This has been by far the hardest post to write. Three weeks have passed since my fall on the gravel of Ruta 40. Since then I have had to transition from a journey of discovery to a journey of recovery.  With the support of my family, good friends, nurses, doctors, and a wide variety of painkillers I have made it this far. I still have a long way to go before I can gain some mobility. The initial diagnosis—fractured tibia and fibula—was done at the hospital of El Calafate by Dr. Ahumada. The affable and talkative “chaqueño” (natural of the Province of Chaco in Northeastern Argentina) doctor was certain that my broken leg required surgery and discussed with me the treatment options.  He told me that he could operate on my leg at the hospital, but also indicated that it would take time to obtain the appropriate orthopedic supplies—which needed to be ordered from a bigger city. Dr. Ahumada suggested that my options were much better in Buenos Aires. I told him that I lived in the US and we discussed the possibility of my flying back to California for treatment. He offered to fill out the appropriate paper work to request airline permission to fly with a leg cast. With the help of two other young doctors, Ahumada made the initial cast to immobilize most of my right leg—including knee and ankle. While the work was being done the trio of doctors discussed plans for a trout fishing trip the following weekend and a possible BBQ some time that week. I spent that first night at the hospital. Meanwhile, Adrián had to find a hotel and to begin to deal with the logistics of bringing back the bikes to Buenos Aires. It turned out that by the end of the following day, our nephew Nicolás had already joined us in El Calafate and was ready to ride back with my brother.  Dr. Ahumada had to make two cuts along the entire length of the cast so it could be opened in case my leg got swollen during the flight. Finding room on a plane for me to fly back to Buenos Aires was not easy but we were lucky to meet Silvia Dogliotti—a friend of a friend who just showed up at my hospital room when she heard I was hurt. Silvia was a sweet guardian angel who took great care of us and helped a lot with the logistic of getting me back to Buenos Aires as soon as possible.  Three days after the accident I was on a plane to Buenos Aires on a late flight that arrived after midnight. My sister Mariel was waiting for me at the airport with a taxi that brought us back to our town (one and a half hours west of Buenos Aires). The three-hour flight from El Calafate to Buenos Aires made it painfully clear that I would not be able to fly back to the US with my broken leg and the heavy cast. I was going to have to have surgery in Argentina (with no health insurance).

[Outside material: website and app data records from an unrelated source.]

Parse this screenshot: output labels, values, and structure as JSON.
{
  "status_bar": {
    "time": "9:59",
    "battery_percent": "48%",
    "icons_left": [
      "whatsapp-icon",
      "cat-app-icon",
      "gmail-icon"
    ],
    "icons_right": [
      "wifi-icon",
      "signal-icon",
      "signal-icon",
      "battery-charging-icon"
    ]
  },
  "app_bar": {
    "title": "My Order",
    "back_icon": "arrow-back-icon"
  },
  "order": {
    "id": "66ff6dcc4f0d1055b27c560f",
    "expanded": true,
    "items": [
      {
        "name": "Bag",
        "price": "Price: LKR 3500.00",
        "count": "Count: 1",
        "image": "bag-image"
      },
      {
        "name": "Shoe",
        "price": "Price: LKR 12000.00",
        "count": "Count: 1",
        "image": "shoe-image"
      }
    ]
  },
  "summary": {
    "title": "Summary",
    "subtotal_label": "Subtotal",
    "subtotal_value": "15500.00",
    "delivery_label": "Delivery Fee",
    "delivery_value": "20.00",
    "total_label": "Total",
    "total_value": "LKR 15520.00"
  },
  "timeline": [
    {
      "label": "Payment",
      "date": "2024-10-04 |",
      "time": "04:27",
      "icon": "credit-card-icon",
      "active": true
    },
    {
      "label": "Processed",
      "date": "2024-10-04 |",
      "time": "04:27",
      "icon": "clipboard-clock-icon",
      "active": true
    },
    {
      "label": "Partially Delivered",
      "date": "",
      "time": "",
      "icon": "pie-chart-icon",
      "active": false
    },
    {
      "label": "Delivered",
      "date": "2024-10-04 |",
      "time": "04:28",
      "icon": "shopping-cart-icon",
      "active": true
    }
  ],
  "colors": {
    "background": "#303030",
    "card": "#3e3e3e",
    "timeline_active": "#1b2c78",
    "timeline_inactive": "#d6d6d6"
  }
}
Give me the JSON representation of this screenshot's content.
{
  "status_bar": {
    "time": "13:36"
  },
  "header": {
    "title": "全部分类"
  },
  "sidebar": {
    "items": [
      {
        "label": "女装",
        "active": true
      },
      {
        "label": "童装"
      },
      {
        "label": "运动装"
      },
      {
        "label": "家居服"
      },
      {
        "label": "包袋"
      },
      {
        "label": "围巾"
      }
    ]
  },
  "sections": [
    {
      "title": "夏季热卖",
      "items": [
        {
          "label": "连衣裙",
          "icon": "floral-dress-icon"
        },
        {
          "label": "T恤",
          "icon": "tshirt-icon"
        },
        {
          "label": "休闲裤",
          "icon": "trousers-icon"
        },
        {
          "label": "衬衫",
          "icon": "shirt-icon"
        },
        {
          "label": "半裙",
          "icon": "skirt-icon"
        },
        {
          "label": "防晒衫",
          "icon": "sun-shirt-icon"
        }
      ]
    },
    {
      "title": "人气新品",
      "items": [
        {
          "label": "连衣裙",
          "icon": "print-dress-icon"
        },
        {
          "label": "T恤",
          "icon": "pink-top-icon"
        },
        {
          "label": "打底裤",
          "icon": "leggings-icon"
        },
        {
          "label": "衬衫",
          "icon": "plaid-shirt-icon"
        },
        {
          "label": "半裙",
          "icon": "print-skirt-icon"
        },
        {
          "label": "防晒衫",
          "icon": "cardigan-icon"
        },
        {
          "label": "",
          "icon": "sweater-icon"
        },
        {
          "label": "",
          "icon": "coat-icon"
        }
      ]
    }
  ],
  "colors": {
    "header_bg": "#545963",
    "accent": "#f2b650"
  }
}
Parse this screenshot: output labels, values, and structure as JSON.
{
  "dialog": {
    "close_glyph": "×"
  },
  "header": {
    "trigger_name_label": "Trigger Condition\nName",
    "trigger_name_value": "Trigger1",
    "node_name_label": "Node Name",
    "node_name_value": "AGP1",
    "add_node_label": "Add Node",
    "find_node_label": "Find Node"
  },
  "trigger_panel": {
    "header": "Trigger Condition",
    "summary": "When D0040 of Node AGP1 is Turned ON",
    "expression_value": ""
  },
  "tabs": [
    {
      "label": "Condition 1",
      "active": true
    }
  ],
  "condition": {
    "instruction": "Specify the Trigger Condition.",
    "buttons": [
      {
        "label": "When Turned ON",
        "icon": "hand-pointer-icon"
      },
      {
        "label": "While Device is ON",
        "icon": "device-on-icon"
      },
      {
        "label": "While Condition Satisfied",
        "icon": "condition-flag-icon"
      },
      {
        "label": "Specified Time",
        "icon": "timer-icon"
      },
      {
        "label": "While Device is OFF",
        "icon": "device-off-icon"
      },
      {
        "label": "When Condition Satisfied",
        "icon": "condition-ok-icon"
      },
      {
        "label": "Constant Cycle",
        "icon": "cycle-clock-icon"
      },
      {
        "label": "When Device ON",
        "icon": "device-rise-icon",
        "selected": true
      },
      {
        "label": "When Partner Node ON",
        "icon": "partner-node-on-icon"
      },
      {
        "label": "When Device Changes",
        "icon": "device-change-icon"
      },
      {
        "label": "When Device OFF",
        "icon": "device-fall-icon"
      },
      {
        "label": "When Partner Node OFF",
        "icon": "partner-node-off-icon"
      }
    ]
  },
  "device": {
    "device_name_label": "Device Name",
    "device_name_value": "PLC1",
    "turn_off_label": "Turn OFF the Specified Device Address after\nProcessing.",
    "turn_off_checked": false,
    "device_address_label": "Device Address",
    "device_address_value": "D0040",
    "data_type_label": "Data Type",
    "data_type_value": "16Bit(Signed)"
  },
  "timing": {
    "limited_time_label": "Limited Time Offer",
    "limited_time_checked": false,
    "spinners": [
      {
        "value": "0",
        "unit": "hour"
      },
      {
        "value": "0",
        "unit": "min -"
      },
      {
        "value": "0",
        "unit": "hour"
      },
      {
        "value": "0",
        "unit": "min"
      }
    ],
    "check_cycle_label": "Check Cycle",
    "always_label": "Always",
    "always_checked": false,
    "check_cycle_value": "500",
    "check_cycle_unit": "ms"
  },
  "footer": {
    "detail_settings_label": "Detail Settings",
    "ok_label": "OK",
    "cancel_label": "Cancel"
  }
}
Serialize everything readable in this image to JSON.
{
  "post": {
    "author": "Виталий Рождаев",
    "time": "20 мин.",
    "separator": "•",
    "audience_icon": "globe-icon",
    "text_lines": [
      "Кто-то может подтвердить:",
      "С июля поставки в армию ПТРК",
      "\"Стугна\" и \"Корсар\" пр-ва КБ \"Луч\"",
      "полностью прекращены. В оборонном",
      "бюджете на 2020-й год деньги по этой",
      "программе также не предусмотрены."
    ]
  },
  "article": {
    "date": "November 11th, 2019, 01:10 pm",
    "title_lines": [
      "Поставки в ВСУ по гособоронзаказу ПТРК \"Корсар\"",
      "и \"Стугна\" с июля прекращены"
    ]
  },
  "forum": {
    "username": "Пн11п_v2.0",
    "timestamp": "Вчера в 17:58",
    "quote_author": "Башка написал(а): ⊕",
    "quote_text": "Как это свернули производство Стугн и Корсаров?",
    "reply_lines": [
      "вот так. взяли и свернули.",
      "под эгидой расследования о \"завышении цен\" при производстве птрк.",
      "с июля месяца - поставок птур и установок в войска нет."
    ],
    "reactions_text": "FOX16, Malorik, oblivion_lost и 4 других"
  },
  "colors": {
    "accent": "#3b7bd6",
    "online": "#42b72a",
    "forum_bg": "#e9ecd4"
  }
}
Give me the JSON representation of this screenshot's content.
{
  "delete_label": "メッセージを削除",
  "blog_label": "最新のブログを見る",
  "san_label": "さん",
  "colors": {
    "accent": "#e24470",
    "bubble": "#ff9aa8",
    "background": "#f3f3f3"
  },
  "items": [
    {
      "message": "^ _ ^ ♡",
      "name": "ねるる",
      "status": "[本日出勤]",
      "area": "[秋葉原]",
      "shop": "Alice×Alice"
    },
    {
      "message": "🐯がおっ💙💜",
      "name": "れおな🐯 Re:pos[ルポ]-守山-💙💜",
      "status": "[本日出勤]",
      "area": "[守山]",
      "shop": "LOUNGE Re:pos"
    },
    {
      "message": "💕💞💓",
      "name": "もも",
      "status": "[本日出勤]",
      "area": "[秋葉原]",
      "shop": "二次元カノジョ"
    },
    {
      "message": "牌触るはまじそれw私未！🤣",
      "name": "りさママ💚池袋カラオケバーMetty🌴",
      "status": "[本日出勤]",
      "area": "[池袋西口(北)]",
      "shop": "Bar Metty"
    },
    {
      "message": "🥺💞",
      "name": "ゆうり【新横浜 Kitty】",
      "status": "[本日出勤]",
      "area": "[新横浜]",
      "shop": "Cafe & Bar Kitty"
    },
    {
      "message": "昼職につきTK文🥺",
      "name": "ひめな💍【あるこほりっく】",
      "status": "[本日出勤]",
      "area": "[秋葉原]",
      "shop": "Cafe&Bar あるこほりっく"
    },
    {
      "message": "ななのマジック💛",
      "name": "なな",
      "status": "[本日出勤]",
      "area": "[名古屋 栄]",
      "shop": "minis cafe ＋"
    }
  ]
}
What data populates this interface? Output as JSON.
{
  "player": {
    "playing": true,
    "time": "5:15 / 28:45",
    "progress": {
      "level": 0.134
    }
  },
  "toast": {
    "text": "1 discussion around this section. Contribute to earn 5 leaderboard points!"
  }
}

I was able to make an appointment with Dr. Alfredo Romero—a respected orthopedic surgeon in my small town—the day after my arrival. He agreed with the initial diagnosis and treatment options and we decided that he would perform surgery on my leg as soon as he could obtain the appropriate titanium plates and be able to reserve an operating room at one of the two hospitals he normally uses.  Unfortunately, it would take more than a week for everything to be ready for the surgery. It was a long week that I survived heavily medicated under the amazing care of my sister Mariel. By then, Adrián and Nicolás had made it back to our town safely. Finally, on Saturday March 3rd (thirteen days after the accident) my broken tibia and fibula were put back together with titanium plates to be allowed to begin the healing process. More than a week has passed since then. The two sutures seem to be healing well and the pain is slowly subsiding. I remain bed-ridden and heavily medicated. Several of you have sent me best wishes. I am sorry I could not write this post sooner to thank you.  I am sure there will be a final post to this blog but I am not ready to write it yet.